    By implication the background to the girl's question is the draft Schools Travel Bill, announced in the Queen's Speech on Wednesday. The Government says that around twenty Councils will be allowed to carry out pilot projects to find innovative ways to improve school travel. The draft Bill will also allow Councils to charge for some school bus services which are currently provided free as long as they spend the money on improving school travel.

    CTC believes that Government must work to increase the availability of cycle training for both primary and secondary school pupils, to ensure that its proposals to charge for school buses do not have the unintended effect of increasing car use and congestion on the school run. CTC will seek to ensure that quality cycle training schemes for pupils of all ages should be integral to the pilot programme, and will look at ways to incorporate cycle training into the draft Bill when it is published.

    We need 20 mph zones as the speed limit for most urban streets (not just in the immediate vicinity of schools) and in villages where these are supported locally, and 30 mph elsewhere. Children need safe cycling conditions all the way from their homes to school - most child cycle casualties do NOT occur right outside the school gates.

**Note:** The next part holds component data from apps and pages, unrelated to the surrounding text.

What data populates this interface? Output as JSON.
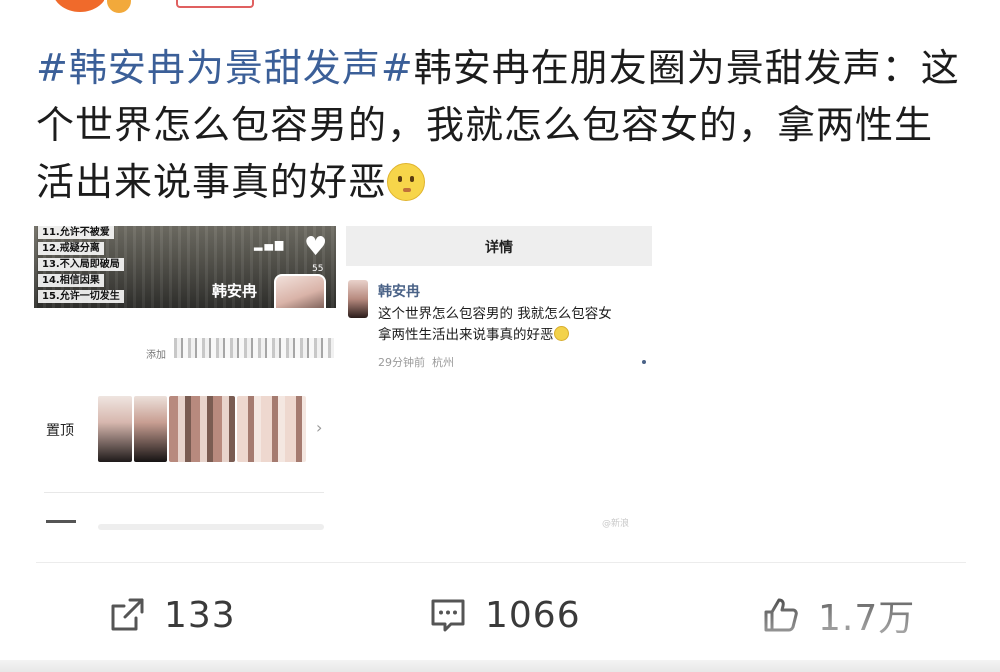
{
  "post": {
    "hashtag": "#韩安冉为景甜发声#",
    "text": "韩安冉在朋友圈为景甜发声：这个世界怎么包容男的，我就怎么包容女的，拿两性生活出来说事真的好恶",
    "emoji": "pensive-face-emoji"
  },
  "left_screenshot": {
    "rules": [
      "11.允许不被爱",
      "12.戒疑分离",
      "13.不入局即破局",
      "14.相信因果",
      "15.允许一切发生"
    ],
    "like_count": "55",
    "name": "韩安冉",
    "add_text": "添加",
    "pinned_label": "置顶"
  },
  "right_screenshot": {
    "header_title": "详情",
    "name": "韩安冉",
    "body": "这个世界怎么包容男的 我就怎么包容女\n拿两性生活出来说事真的好恶",
    "time": "29分钟前",
    "location": "杭州",
    "watermark": "@新浪"
  },
  "actions": {
    "share_count": "133",
    "comment_count": "1066",
    "like_count": "1.7万"
  },
  "colors": {
    "hashtag": "#3b5f98",
    "name_blue": "#4a6287",
    "text": "#1c1c1c"
  }
}
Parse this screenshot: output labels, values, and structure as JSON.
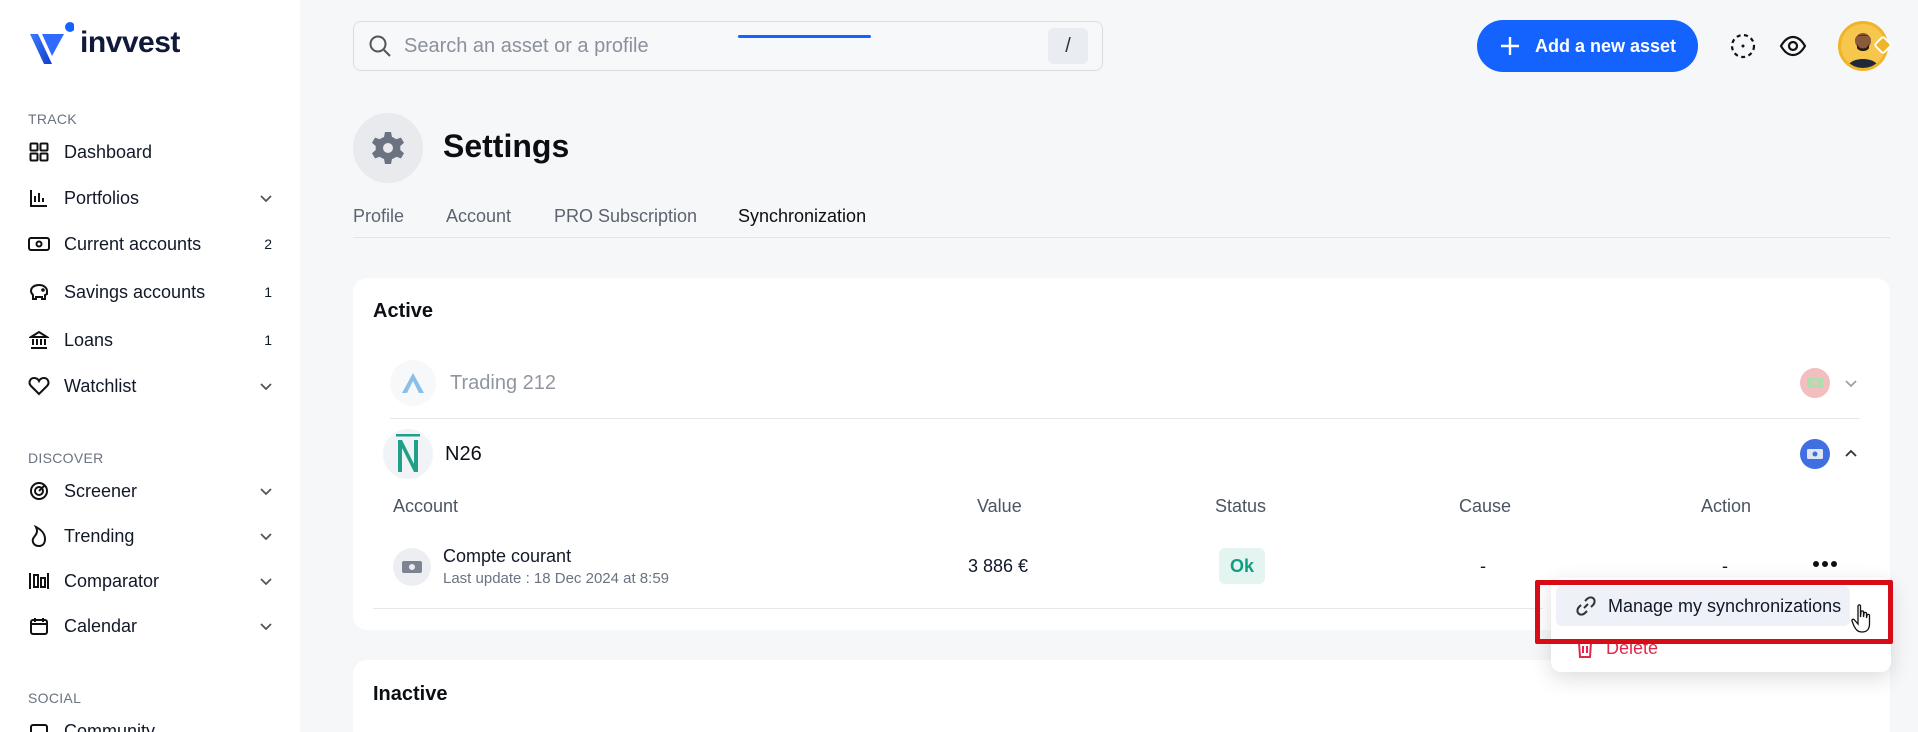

    Younger children should not only learn to control their cycles but should be given the opportunity to learn to ride on quiet streets "for real". The training needs to leave their parents feeling confident about letting their children cycle to school, visit friends in their local area etc. Only 27% of primary school age pupils receive training to these standards. .

   At secondary school age young people start to "spread their wings", wanting to travel further afield on their own. The trip to school is typically longer, and they also want to visit sports clubs, cinemas and other social and recreational activities. If they are to cycle for these journeys, they need to learn the confidence and skills to handle busier roads. But just 0.7% of secondary pupils receive this standard of training, so it is unsurprising that they continue to ride illegally on pavements, or give up cycling altogether and then reach early adulthood believing that cycling is "too dangerous". If we are to sustain the cycling habit through teens into adulthood, it is essential to boost cycle training among early teenagers.

    15% of 15 year olds are now obese, and obesity levels are rising rapidly. The provision of quality cycle training could be extremely cost-effective. It would be a way of giving people the confidence and skills needed to maintain physically active travel as part of their regular routines. It would also help to reduce the huge costs involved in treating conditions such as diabetes, heart disease and stroke and the impact these make on the lives of so many,

    Cycle training would also contribute to huge range of other objectives such as reducing air pollution and noise, tackling congestion, and providing independence for many people who currently find themselves excluded from our car-dominated transport system - e.g. children, older people and those on lower incomes.